The profile of the self-storage industry has been on the rise in recent years, driven by such popular series as Storage Wars. However, for the serious investor, what matters isn’t the hidden bonanza that lies behind the locked doors of abandoned units, but whether or not investing in storage facilities provides a strong and sustainable return on investment. In other words, what are the current trends in the industry, and are they likely to continue?
Right now, the market for convenient, cheap self storage appears to be booming. Occupancy rates are hovering at around 90%, which in reality represents nearly full occupancy given the high turnover of tenants – three-month leases are very common in the industry. At the same time, rental prices appear to be rising at around 5% a year, indicating that landlords are able to benefit from ongoing and increasing demand.
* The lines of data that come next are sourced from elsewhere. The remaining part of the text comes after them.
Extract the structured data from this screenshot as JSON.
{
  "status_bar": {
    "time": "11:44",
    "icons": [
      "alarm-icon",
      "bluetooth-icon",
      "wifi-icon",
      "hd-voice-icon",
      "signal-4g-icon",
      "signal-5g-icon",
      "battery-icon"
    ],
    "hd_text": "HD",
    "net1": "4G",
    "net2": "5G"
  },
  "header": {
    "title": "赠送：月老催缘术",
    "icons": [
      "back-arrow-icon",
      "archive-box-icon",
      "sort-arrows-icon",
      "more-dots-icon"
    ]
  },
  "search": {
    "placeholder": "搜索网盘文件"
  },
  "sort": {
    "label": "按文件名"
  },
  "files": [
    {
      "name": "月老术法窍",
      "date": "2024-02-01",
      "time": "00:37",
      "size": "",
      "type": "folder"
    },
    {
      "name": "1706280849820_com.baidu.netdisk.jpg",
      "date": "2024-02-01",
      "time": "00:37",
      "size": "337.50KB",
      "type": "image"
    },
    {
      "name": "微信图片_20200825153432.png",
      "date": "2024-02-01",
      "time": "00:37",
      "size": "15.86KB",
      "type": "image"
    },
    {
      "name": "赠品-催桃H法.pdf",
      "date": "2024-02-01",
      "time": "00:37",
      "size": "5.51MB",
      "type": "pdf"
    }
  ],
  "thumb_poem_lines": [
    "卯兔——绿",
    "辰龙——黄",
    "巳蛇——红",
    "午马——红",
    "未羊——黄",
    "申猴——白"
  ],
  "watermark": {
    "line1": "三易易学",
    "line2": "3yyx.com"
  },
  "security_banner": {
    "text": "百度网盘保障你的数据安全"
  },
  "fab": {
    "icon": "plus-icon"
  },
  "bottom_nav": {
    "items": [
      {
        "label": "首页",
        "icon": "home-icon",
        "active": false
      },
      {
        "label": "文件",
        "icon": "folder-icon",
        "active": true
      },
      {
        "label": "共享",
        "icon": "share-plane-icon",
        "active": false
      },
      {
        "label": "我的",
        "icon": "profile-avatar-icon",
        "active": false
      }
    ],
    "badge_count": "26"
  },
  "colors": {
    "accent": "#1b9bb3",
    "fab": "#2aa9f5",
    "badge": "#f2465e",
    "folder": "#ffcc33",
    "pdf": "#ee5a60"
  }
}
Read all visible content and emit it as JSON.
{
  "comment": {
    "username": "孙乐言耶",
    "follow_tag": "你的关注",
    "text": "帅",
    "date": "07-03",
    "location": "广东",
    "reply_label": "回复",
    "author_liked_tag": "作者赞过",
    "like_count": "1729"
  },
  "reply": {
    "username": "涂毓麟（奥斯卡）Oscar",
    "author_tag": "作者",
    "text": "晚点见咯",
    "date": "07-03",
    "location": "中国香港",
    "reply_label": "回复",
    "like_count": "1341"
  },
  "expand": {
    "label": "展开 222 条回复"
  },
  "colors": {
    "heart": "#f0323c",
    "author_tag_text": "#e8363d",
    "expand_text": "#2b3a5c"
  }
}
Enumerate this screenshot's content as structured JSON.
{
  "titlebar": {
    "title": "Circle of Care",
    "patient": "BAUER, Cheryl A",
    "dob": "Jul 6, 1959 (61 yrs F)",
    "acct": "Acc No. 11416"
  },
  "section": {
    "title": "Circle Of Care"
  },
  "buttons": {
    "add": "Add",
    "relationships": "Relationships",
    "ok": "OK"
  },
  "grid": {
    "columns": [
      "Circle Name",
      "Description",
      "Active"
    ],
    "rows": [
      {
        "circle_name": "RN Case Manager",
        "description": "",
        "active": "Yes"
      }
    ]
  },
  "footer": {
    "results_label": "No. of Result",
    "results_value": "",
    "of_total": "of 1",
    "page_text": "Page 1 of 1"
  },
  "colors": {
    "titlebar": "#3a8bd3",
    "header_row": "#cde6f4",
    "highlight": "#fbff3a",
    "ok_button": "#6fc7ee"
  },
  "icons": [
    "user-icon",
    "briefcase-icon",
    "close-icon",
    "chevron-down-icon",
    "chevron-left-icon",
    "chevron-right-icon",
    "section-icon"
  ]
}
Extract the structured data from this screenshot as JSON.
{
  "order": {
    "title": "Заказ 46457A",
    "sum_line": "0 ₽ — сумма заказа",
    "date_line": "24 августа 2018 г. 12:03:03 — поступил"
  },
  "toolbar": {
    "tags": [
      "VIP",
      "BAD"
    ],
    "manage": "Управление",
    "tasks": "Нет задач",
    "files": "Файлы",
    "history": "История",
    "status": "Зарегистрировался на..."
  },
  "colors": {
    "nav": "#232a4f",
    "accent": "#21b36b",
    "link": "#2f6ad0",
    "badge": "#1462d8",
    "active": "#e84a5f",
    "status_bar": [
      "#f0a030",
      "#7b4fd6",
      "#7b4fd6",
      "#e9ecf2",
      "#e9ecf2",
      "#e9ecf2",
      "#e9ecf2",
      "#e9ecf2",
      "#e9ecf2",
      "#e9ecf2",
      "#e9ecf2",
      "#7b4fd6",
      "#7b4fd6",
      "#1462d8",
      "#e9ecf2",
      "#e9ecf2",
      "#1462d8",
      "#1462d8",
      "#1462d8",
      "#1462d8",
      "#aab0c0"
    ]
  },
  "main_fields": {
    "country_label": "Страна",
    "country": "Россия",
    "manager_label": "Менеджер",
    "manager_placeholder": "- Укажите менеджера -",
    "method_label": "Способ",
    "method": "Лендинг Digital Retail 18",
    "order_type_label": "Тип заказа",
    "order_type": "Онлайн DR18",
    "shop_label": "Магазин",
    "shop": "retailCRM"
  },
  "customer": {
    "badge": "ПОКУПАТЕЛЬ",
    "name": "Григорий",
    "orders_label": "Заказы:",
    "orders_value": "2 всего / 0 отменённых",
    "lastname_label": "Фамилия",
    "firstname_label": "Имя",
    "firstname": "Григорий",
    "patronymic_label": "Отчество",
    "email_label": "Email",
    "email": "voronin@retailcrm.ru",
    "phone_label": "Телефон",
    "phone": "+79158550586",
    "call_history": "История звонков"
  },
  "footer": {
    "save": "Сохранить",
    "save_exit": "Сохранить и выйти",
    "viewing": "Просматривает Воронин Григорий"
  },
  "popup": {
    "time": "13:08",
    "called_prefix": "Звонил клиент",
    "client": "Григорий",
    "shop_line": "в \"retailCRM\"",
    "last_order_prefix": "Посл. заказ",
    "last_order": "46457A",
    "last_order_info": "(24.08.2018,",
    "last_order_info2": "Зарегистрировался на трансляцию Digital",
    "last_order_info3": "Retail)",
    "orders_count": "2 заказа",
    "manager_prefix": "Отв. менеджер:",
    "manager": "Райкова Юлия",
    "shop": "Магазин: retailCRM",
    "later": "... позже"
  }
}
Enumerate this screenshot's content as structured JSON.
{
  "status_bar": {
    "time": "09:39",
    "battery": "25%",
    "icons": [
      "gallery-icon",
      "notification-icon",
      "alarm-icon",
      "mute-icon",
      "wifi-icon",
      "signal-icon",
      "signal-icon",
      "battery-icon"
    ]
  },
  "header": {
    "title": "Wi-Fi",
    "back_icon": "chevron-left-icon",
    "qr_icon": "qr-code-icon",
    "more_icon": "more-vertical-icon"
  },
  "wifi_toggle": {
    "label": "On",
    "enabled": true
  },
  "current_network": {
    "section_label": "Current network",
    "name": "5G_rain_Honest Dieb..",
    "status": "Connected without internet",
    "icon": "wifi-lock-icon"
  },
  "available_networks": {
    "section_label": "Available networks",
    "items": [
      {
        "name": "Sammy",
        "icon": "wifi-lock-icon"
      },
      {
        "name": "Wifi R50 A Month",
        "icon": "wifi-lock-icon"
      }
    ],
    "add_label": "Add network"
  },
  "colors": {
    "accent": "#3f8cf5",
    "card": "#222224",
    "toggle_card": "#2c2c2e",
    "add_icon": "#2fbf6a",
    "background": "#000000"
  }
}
Moody’s released a report as recently as July 2013, where they predicted that strong growth is likely to continue for at least the next 3 to 5 years. They cite a number of reasons for this. First, there is a growing trend among so-called "echo boomers" – children of the original baby boomers that are aged between 18 and 34 – to live in apartments rather than purchasing homes, which is leaving them with insufficient storage space. Second, demand from the corporate sector is increasing, leading to longer occupancy terms and more stability for the industry. Third, they point out that demand for storage appears to be relatively recession proof, with storage faring significantly better than other sectors of the real estate market in the Great Recession of 2008 and 2009. They also point out that the customer base is relatively diverse, so that storage providers do not have large exposures to individual tenants.
There is further evidence that the self-storage market is heating up. For example, Acadia Realty Trust recently sold 14 facilities across New York City, receiving approximately $300 million from the purchaser, Storage Post. While this is not an enormous real-deal for New York, what is impressive is the capitalization rate, which came in at a very low 5.5%.
To explain, the capitalization rate is the ratio of the net income of the property to the selling price. For example, if a property has $10 million in net income, and sells for $100 million, then the rate is 10%. Lower rates indicate that the purchaser was willing to pay more for the property given its income, and presumably did this because they believed that the long-term earning potential would increase. Basically, this is the inverse of a P/E ratio with a stock – a 5.5% capitalization rate is the equivalent of P/E ratio of 18. Less than a year before the Acadia transaction, capitalization rates were running at an average of 7%, and reached as high as 9% during 2009.
The outlook is also bright for another reason. Currently, construction rates are low, with only about 200 facilities currently being built in the US. Compared to the 2600 facilities constructed between 2003 and 2007, construction is down about 60%, so the risks of oversupply are minimal.